* What to produce: When you set down the entries, keep every word exactly as it is but drop the pictures.

[Entries from a dataset of interfaces]
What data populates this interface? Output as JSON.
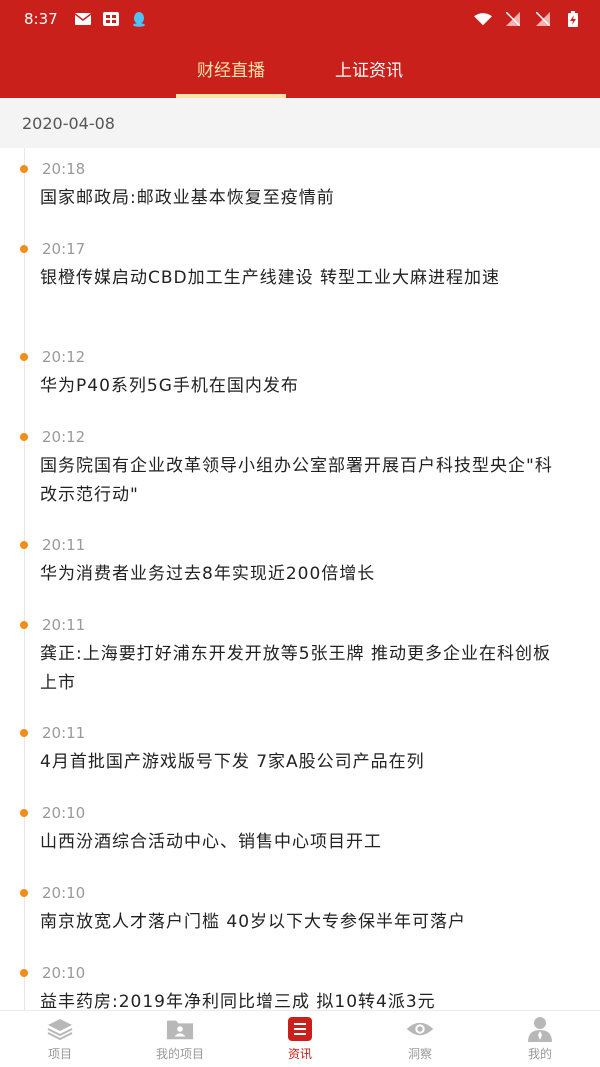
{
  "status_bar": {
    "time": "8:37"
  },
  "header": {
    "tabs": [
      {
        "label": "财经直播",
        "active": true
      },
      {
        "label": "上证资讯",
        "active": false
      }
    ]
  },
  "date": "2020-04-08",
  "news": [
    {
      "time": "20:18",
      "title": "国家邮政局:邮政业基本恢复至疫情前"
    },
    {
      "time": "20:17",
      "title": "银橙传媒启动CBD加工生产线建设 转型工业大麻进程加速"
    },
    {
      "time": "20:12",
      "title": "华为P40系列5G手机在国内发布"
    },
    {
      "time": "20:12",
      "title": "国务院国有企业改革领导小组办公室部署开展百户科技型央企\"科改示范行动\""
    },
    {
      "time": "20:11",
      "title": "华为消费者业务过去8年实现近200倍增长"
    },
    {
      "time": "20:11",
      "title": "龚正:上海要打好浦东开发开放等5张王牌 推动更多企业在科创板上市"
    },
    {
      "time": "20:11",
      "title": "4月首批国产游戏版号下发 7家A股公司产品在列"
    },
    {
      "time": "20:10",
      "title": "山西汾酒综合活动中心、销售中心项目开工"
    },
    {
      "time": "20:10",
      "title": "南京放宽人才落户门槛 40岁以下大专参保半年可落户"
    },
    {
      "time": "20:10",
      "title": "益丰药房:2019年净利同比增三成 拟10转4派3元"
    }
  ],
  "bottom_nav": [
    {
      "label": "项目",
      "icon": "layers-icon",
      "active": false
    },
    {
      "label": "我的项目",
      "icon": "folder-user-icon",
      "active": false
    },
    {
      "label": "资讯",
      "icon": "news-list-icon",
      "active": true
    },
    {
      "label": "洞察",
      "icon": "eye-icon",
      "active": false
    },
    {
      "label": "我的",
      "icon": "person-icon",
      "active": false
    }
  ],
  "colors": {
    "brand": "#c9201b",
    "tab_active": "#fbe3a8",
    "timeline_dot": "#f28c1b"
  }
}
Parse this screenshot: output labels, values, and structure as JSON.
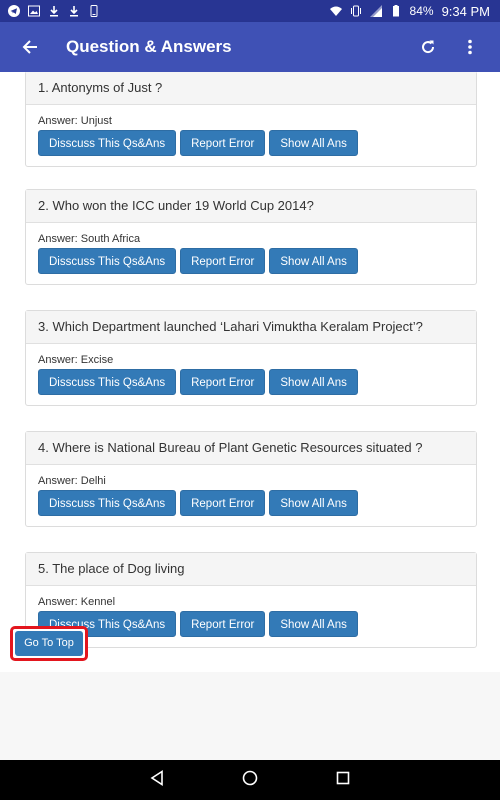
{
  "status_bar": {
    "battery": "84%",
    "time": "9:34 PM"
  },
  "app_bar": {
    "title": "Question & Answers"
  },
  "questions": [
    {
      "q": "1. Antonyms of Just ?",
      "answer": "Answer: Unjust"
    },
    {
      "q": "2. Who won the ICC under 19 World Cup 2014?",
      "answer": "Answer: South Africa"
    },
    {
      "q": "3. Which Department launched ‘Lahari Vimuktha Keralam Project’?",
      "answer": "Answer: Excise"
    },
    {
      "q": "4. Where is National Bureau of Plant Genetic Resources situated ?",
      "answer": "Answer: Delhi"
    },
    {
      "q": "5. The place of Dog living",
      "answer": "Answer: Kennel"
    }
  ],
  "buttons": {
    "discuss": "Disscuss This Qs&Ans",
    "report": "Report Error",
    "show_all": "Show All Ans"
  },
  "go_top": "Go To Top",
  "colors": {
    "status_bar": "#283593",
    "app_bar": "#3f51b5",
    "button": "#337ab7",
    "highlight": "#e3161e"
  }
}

* Result for this task:
What data populates this interface? Output as JSON.
{
  "status_bar": {
    "time": "8:37"
  },
  "header": {
    "tabs": [
      {
        "label": "财经直播",
        "active": true
      },
      {
        "label": "上证资讯",
        "active": false
      }
    ]
  },
  "date": "2020-04-08",
  "news": [
    {
      "time": "20:18",
      "title": "国家邮政局:邮政业基本恢复至疫情前"
    },
    {
      "time": "20:17",
      "title": "银橙传媒启动CBD加工生产线建设 转型工业大麻进程加速"
    },
    {
      "time": "20:12",
      "title": "华为P40系列5G手机在国内发布"
    },
    {
      "time": "20:12",
      "title": "国务院国有企业改革领导小组办公室部署开展百户科技型央企\"科改示范行动\""
    },
    {
      "time": "20:11",
      "title": "华为消费者业务过去8年实现近200倍增长"
    },
    {
      "time": "20:11",
      "title": "龚正:上海要打好浦东开发开放等5张王牌 推动更多企业在科创板上市"
    },
    {
      "time": "20:11",
      "title": "4月首批国产游戏版号下发 7家A股公司产品在列"
    },
    {
      "time": "20:10",
      "title": "山西汾酒综合活动中心、销售中心项目开工"
    },
    {
      "time": "20:10",
      "title": "南京放宽人才落户门槛 40岁以下大专参保半年可落户"
    },
    {
      "time": "20:10",
      "title": "益丰药房:2019年净利同比增三成 拟10转4派3元"
    }
  ],
  "bottom_nav": [
    {
      "label": "项目",
      "icon": "layers-icon",
      "active": false
    },
    {
      "label": "我的项目",
      "icon": "folder-user-icon",
      "active": false
    },
    {
      "label": "资讯",
      "icon": "news-list-icon",
      "active": true
    },
    {
      "label": "洞察",
      "icon": "eye-icon",
      "active": false
    },
    {
      "label": "我的",
      "icon": "person-icon",
      "active": false
    }
  ],
  "colors": {
    "brand": "#c9201b",
    "tab_active": "#fbe3a8",
    "timeline_dot": "#f28c1b"
  }
}
Parse this screenshot: output labels, values, and structure as JSON.
{
  "status_bar": {
    "battery": "84%",
    "time": "9:34 PM"
  },
  "app_bar": {
    "title": "Question & Answers"
  },
  "questions": [
    {
      "q": "1. Antonyms of Just ?",
      "answer": "Answer: Unjust"
    },
    {
      "q": "2. Who won the ICC under 19 World Cup 2014?",
      "answer": "Answer: South Africa"
    },
    {
      "q": "3. Which Department launched ‘Lahari Vimuktha Keralam Project’?",
      "answer": "Answer: Excise"
    },
    {
      "q": "4. Where is National Bureau of Plant Genetic Resources situated ?",
      "answer": "Answer: Delhi"
    },
    {
      "q": "5. The place of Dog living",
      "answer": "Answer: Kennel"
    }
  ],
  "buttons": {
    "discuss": "Disscuss This Qs&Ans",
    "report": "Report Error",
    "show_all": "Show All Ans"
  },
  "go_top": "Go To Top",
  "colors": {
    "status_bar": "#283593",
    "app_bar": "#3f51b5",
    "button": "#337ab7",
    "highlight": "#e3161e"
  }
}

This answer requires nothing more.